*** Opening ENTRIES SUPPLIED ***

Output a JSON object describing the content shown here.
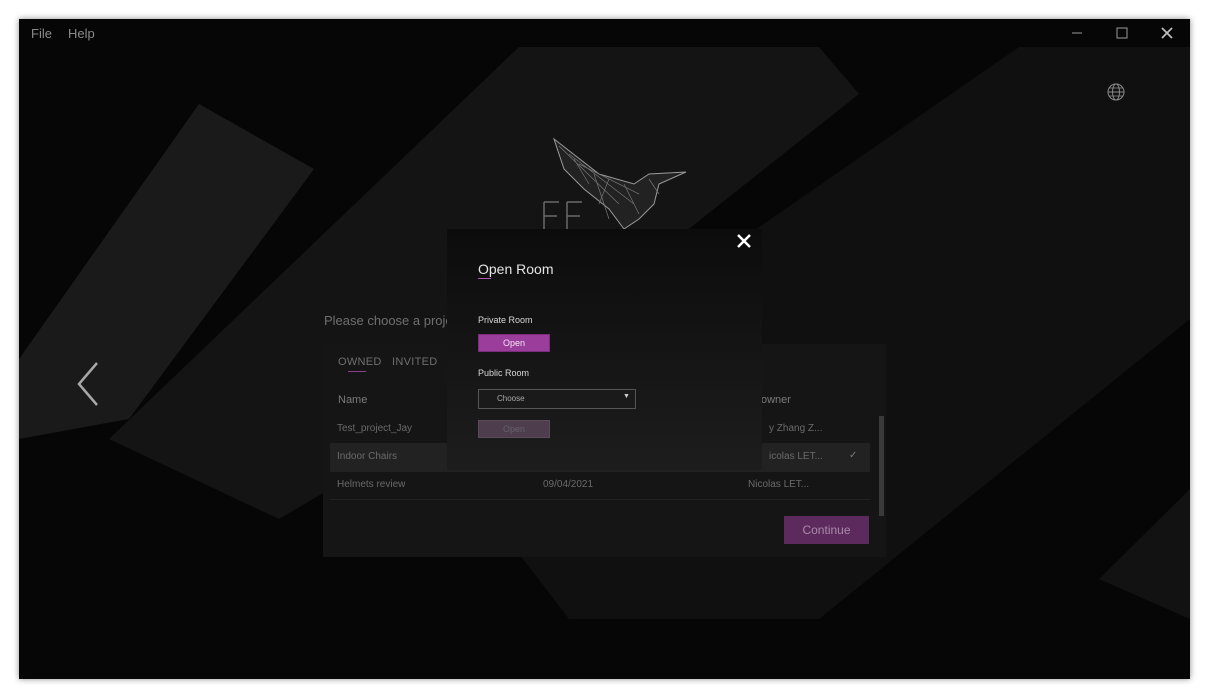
{
  "menubar": {
    "items": [
      "File",
      "Help"
    ]
  },
  "window_controls": {
    "minimize": "minimize-icon",
    "maximize": "maximize-icon",
    "close": "close-icon"
  },
  "background": {
    "prompt": "Please choose a proje",
    "tabs": [
      "OWNED",
      "INVITED"
    ],
    "columns": {
      "name": "Name",
      "owner": "owner"
    },
    "rows": [
      {
        "name": "Test_project_Jay",
        "date": "",
        "owner": "y Zhang Z..."
      },
      {
        "name": "Indoor Chairs",
        "date": "",
        "owner": "icolas LET...",
        "selected": true
      },
      {
        "name": "Helmets review",
        "date": "09/04/2021",
        "owner": "Nicolas LET..."
      }
    ],
    "check_mark": "✓",
    "continue_label": "Continue"
  },
  "modal": {
    "title": "Open Room",
    "private_label": "Private Room",
    "private_open": "Open",
    "public_label": "Public Room",
    "select_value": "Choose",
    "select_arrow": "▼",
    "public_open": "Open"
  },
  "colors": {
    "accent": "#9b3d9b",
    "background": "#060606",
    "panel": "#151515"
  }
}
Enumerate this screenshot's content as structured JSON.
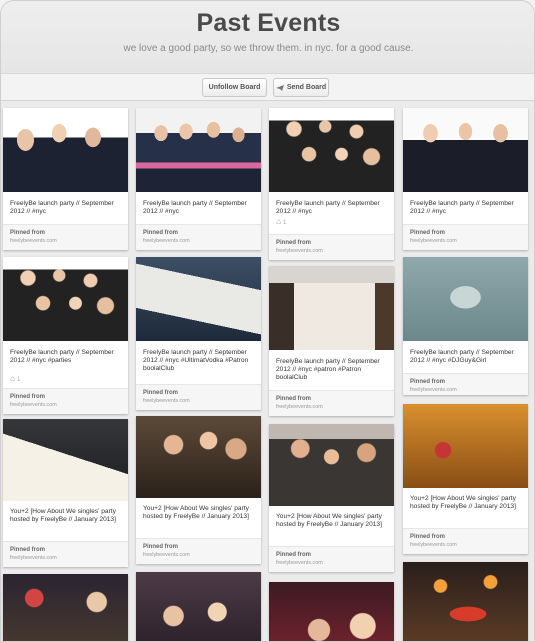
{
  "header": {
    "title": "Past Events",
    "subtitle": "we love a good party, so we throw them. in nyc. for a good cause."
  },
  "toolbar": {
    "unfollow_label": "Unfollow Board",
    "send_label": "Send Board"
  },
  "pins": [
    {
      "desc": "FreelyBe launch party // September 2012 // #nyc",
      "stat": "",
      "pinned_from": "Pinned from",
      "source": "freelybeevents.com",
      "photo": "group-photo"
    },
    {
      "desc": "FreelyBe launch party // September 2012 // #nyc",
      "stat": "",
      "pinned_from": "Pinned from",
      "source": "freelybeevents.com",
      "photo": "group-photo"
    },
    {
      "desc": "FreelyBe launch party // September 2012 // #nyc",
      "stat": "♺ 1",
      "pinned_from": "Pinned from",
      "source": "freelybeevents.com",
      "photo": "group-photo"
    },
    {
      "desc": "FreelyBe launch party // September 2012 // #nyc",
      "stat": "",
      "pinned_from": "Pinned from",
      "source": "freelybeevents.com",
      "photo": "group-photo"
    },
    {
      "desc": "FreelyBe launch party // September 2012 // #nyc #parties",
      "stat": "♺ 1",
      "pinned_from": "Pinned from",
      "source": "freelybeevents.com",
      "photo": "crowd-photo"
    },
    {
      "desc": "FreelyBe launch party // September 2012 // #nyc #UltimatVodka #Patron boolalClub",
      "stat": "",
      "pinned_from": "Pinned from",
      "source": "freelybeevents.com",
      "photo": "vodka-bag-photo"
    },
    {
      "desc": "FreelyBe launch party // September 2012 // #nyc #patron #Patron boolalClub",
      "stat": "",
      "pinned_from": "Pinned from",
      "source": "freelybeevents.com",
      "photo": "taste-sign-photo"
    },
    {
      "desc": "FreelyBe launch party // September 2012 // #nyc #DJGuy&Girl",
      "stat": "",
      "pinned_from": "Pinned from",
      "source": "freelybeevents.com",
      "photo": "guy-and-girl-photo"
    },
    {
      "desc": "You+2 [How About We singles' party hosted by FreelyBe // January 2013]",
      "stat": "",
      "pinned_from": "Pinned from",
      "source": "freelybeevents.com",
      "photo": "for-sale-sign-photo"
    },
    {
      "desc": "You+2 [How About We singles' party hosted by FreelyBe // January 2013]",
      "stat": "",
      "pinned_from": "Pinned from",
      "source": "freelybeevents.com",
      "photo": "party-guests-photo"
    },
    {
      "desc": "You+2 [How About We singles' party hosted by FreelyBe // January 2013]",
      "stat": "",
      "pinned_from": "Pinned from",
      "source": "freelybeevents.com",
      "photo": "dancing-photo"
    },
    {
      "desc": "You+2 [How About We singles' party hosted by FreelyBe // January 2013]",
      "stat": "",
      "pinned_from": "Pinned from",
      "source": "freelybeevents.com",
      "photo": "heart-sign-photo"
    },
    {
      "photo": "costume-photo"
    },
    {
      "photo": "party-hats-photo"
    },
    {
      "photo": "selfie-photo"
    },
    {
      "photo": "birthday-hat-photo"
    }
  ]
}
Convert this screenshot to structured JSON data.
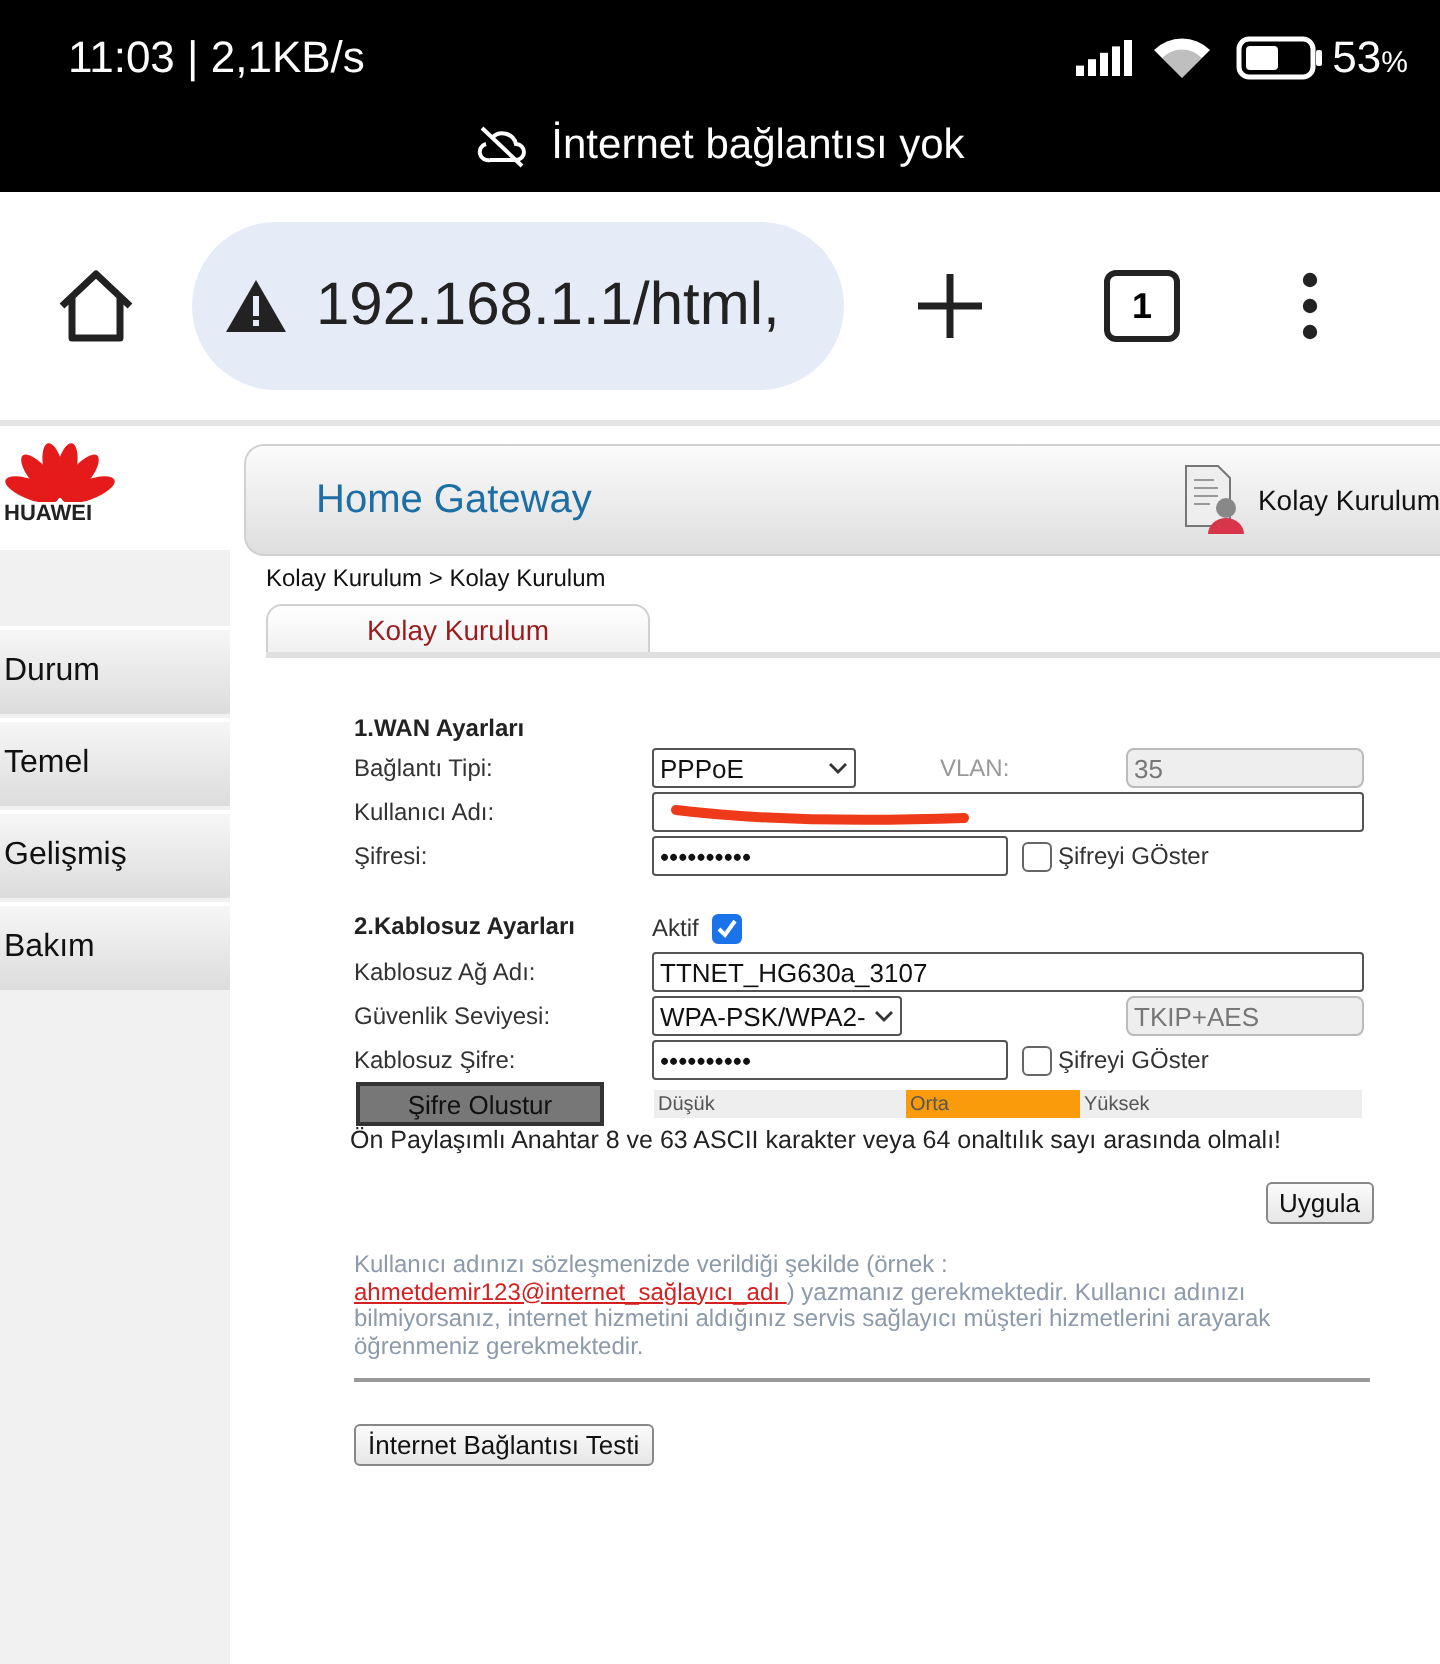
{
  "status_bar": {
    "time": "11:03 | 2,1KB/s",
    "battery": "53",
    "battery_unit": "%",
    "notice": "İnternet bağlantısı yok"
  },
  "browser": {
    "url": "192.168.1.1/html,",
    "tab_count": "1"
  },
  "header": {
    "brand": "HUAWEI",
    "title": "Home Gateway",
    "user_label": "Kolay Kurulum"
  },
  "sidebar": {
    "items": [
      {
        "label": "Durum"
      },
      {
        "label": "Temel"
      },
      {
        "label": "Gelişmiş"
      },
      {
        "label": "Bakım"
      }
    ]
  },
  "breadcrumb": "Kolay Kurulum > Kolay Kurulum",
  "tabs": [
    {
      "label": "Kolay Kurulum",
      "selected": true
    }
  ],
  "wan": {
    "title": "1.WAN Ayarları",
    "connection_label": "Bağlantı Tipi:",
    "connection_value": "PPPoE",
    "vlan_label": "VLAN:",
    "vlan_value": "35",
    "username_label": "Kullanıcı Adı:",
    "username_redacted": true,
    "password_label": "Şifresi:",
    "password_value": "••••••••••",
    "show_label": "Şifreyi GÖster",
    "show_checked": false
  },
  "wireless": {
    "title": "2.Kablosuz Ayarları",
    "active_label": "Aktif",
    "active_checked": true,
    "ssid_label": "Kablosuz Ağ Adı:",
    "ssid_value": "TTNET_HG630a_3107",
    "security_label": "Güvenlik Seviyesi:",
    "security_value": "WPA-PSK/WPA2-",
    "encryption_value": "TKIP+AES",
    "password_label": "Kablosuz Şifre:",
    "password_value": "••••••••••",
    "show_label": "Şifreyi GÖster",
    "show_checked": false,
    "generate_button": "Şifre Olustur",
    "strength": [
      {
        "label": "Düşük",
        "selected": false
      },
      {
        "label": "Orta",
        "selected": true
      },
      {
        "label": "Yüksek",
        "selected": false
      }
    ],
    "hint": "Ön Paylaşımlı Anahtar 8 ve 63 ASCII karakter veya 64 onaltılık sayı arasında olmalı!"
  },
  "apply_button": "Uygula",
  "note": {
    "before": "Kullanıcı adınızı sözleşmenizde verildiği şekilde (örnek :",
    "link": "ahmetdemir123@internet_sağlayıcı_adı ",
    "after": ") yazmanız gerekmektedir. Kullanıcı adınızı bilmiyorsanız, internet hizmetini aldığınız servis sağlayıcı müşteri hizmetlerini arayarak öğrenmeniz gerekmektedir."
  },
  "test_button": "İnternet Bağlantısı Testi"
}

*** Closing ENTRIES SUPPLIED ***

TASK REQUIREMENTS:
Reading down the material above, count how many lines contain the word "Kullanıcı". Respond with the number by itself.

ANSWER FOR THE TASK:
3